Sept. 17 – at Thomas More, noon

Oct. 1 – at Thiel, 3 p.m.

Oct. 8 – Carnegie Mellon, 2 p.m.

Oct. 15 – Bethany, 6 p.m.

Oct. 22 – at Westminster, 1 p.m.

Oct. 29 – Saint Vincent, 2 p.m.

Nov. 5 – Geneva, 1 p.m.

Nov. 12 – at Waynesburg, 1:30 p.m.

Waynesburg University

Sept. 3 – Muskingum, 1:30 p.m.

Sept. 10 – at Westminster, 1 p.m.

Sept. 17 – at Carnegie Mellon, 1 p.m.

Sept. 24 – Case Western Reserve, 1:30 p.m.

Oct. 1 – at Grove City, 2 p.m.

Oct. 8 – Geneva, 1:30 p.m.

Oct. 15 – Thomas More, 1:30 p.m.

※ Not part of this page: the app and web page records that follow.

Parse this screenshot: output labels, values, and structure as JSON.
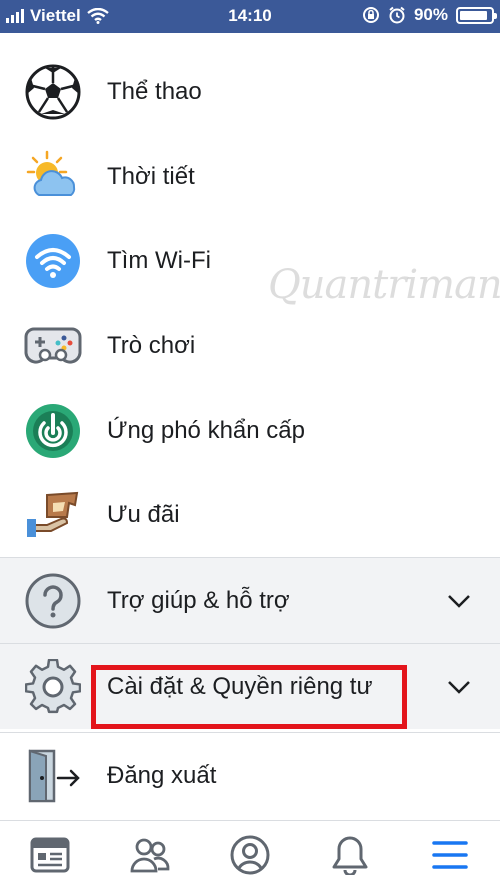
{
  "status": {
    "carrier": "Viettel",
    "time": "14:10",
    "battery": "90%",
    "battery_level": 0.9
  },
  "menu": [
    {
      "label": "Thể thao",
      "icon": "soccer-ball-icon"
    },
    {
      "label": "Thời tiết",
      "icon": "weather-icon"
    },
    {
      "label": "Tìm Wi-Fi",
      "icon": "wifi-icon"
    },
    {
      "label": "Trò chơi",
      "icon": "gamepad-icon"
    },
    {
      "label": "Ứng phó khẩn cấp",
      "icon": "crisis-response-icon"
    },
    {
      "label": "Ưu đãi",
      "icon": "offers-icon"
    }
  ],
  "sections": [
    {
      "label": "Trợ giúp & hỗ trợ",
      "icon": "help-icon"
    },
    {
      "label": "Cài đặt & Quyền riêng tư",
      "icon": "gear-icon"
    }
  ],
  "logout": {
    "label": "Đăng xuất",
    "icon": "logout-door-icon"
  },
  "watermark": "Quantrimang",
  "colors": {
    "status_bar": "#3b5998",
    "highlight": "#e3141b",
    "active_tab": "#1877f2"
  },
  "tabs": [
    {
      "icon": "news-feed-icon"
    },
    {
      "icon": "friends-icon"
    },
    {
      "icon": "profile-icon"
    },
    {
      "icon": "notifications-bell-icon"
    },
    {
      "icon": "menu-hamburger-icon"
    }
  ]
}
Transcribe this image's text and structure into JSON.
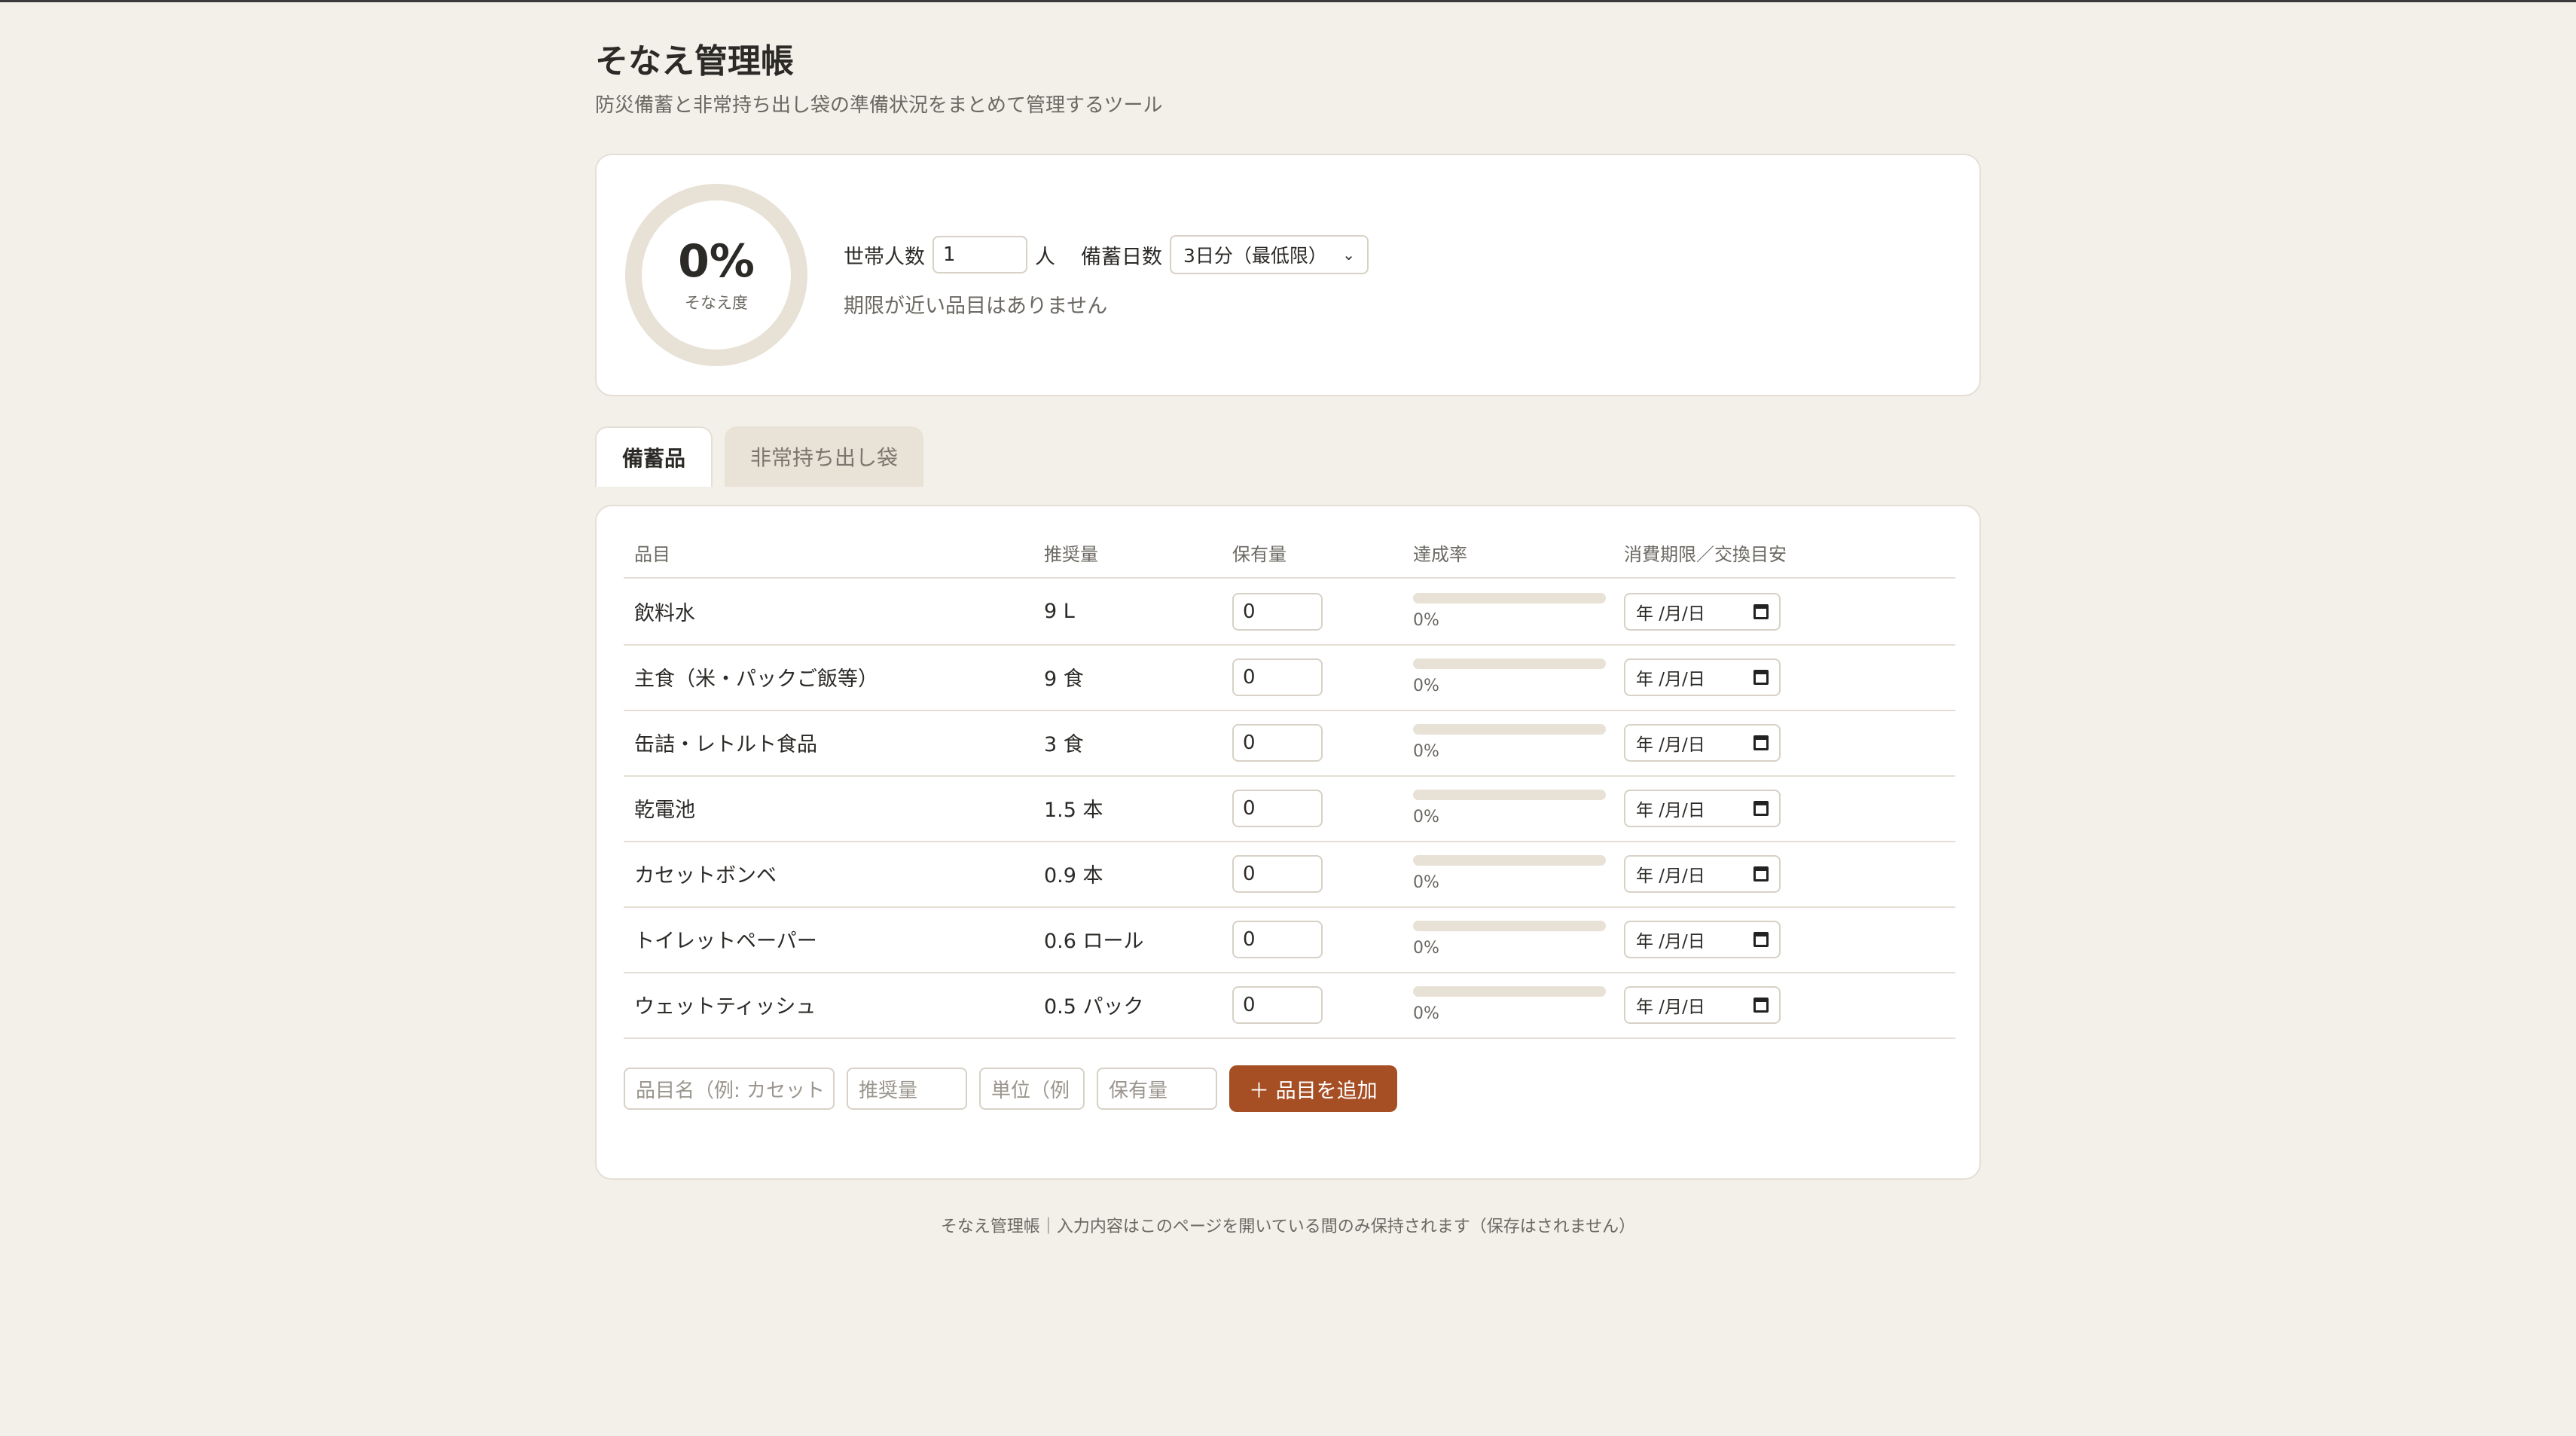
{
  "header": {
    "title": "そなえ管理帳",
    "subtitle": "防災備蓄と非常持ち出し袋の準備状況をまとめて管理するツール"
  },
  "summary": {
    "readiness_percent": "0%",
    "readiness_label": "そなえ度",
    "household_label": "世帯人数",
    "household_value": "1",
    "household_unit": "人",
    "days_label": "備蓄日数",
    "days_selected": "3日分（最低限）",
    "expiry_note": "期限が近い品目はありません"
  },
  "tabs": [
    {
      "label": "備蓄品",
      "active": true
    },
    {
      "label": "非常持ち出し袋",
      "active": false
    }
  ],
  "table": {
    "columns": [
      "品目",
      "推奨量",
      "保有量",
      "達成率",
      "消費期限／交換目安"
    ],
    "date_placeholder": "年 /月/日",
    "rows": [
      {
        "item": "飲料水",
        "recommended": "9 L",
        "owned": "0",
        "rate": "0%",
        "rate_value": 0
      },
      {
        "item": "主食（米・パックご飯等）",
        "recommended": "9 食",
        "owned": "0",
        "rate": "0%",
        "rate_value": 0
      },
      {
        "item": "缶詰・レトルト食品",
        "recommended": "3 食",
        "owned": "0",
        "rate": "0%",
        "rate_value": 0
      },
      {
        "item": "乾電池",
        "recommended": "1.5 本",
        "owned": "0",
        "rate": "0%",
        "rate_value": 0
      },
      {
        "item": "カセットボンベ",
        "recommended": "0.9 本",
        "owned": "0",
        "rate": "0%",
        "rate_value": 0
      },
      {
        "item": "トイレットペーパー",
        "recommended": "0.6 ロール",
        "owned": "0",
        "rate": "0%",
        "rate_value": 0
      },
      {
        "item": "ウェットティッシュ",
        "recommended": "0.5 パック",
        "owned": "0",
        "rate": "0%",
        "rate_value": 0
      }
    ]
  },
  "add_form": {
    "name_placeholder": "品目名（例: カセット",
    "recommended_placeholder": "推奨量",
    "unit_placeholder": "単位（例",
    "owned_placeholder": "保有量",
    "add_button": "＋ 品目を追加"
  },
  "footer": "そなえ管理帳｜入力内容はこのページを開いている間のみ保持されます（保存はされません）",
  "colors": {
    "accent": "#a64f25",
    "background": "#f3f0ea",
    "ring": "#e8e1d6"
  }
}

Oct. 29 – At Thiel, 7 p.m.

Nov. 5 – At Saint Vincent, 1 p.m.

Nov. 12 – Washington & Jefferson, 1:30 p.m.

West Virginia

Sept. 3 – Missouri, noon

Sept. 10 – Youngstown State, 2 p.m.

Sept. 24 – BYU at Landover, Md., TBA

Oct. 1 – Kansas State, TBA

Oct. 15 – at Texas Tech, TBA

Oct. 22 – TCU, TBA

Oct. 29 – at Oklahoma State, TBA

Nov. 5 – Kansas, TBA

Nov. 12 – at Texas, TBA

Nov. 19 – Oklahoma, TBA

Nov. 26 – at Iowa State, TBA

Dec. 3 – at Baylor, TBA